→ Supplied entries:
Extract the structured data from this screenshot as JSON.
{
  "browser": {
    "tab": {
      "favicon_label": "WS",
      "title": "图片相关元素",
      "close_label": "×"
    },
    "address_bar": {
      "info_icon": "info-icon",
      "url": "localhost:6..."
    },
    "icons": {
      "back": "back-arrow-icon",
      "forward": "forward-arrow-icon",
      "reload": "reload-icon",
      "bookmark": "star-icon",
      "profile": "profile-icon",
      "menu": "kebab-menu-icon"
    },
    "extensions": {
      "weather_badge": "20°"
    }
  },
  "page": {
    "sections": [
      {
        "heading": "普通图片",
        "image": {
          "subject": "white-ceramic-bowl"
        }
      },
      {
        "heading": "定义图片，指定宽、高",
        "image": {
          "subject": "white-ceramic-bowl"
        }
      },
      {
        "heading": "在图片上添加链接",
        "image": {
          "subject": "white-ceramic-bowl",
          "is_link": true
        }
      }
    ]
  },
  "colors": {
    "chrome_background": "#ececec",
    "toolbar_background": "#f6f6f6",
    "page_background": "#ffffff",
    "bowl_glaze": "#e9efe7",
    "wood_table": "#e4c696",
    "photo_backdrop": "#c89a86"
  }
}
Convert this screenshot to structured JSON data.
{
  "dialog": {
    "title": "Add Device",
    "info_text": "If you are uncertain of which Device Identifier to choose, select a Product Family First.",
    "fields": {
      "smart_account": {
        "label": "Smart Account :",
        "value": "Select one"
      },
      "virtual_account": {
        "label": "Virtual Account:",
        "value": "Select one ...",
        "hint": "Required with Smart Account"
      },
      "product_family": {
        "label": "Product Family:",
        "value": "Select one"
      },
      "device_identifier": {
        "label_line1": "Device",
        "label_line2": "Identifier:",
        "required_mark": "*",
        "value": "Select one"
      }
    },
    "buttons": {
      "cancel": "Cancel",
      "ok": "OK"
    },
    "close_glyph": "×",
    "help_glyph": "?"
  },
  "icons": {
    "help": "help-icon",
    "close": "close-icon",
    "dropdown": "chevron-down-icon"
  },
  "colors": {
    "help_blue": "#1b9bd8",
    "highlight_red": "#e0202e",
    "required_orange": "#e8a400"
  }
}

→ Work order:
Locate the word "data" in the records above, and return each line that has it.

→ The completed task:
Extract the structured data from this screenshot as JSON.
Convert this screenshot to structured JSON data.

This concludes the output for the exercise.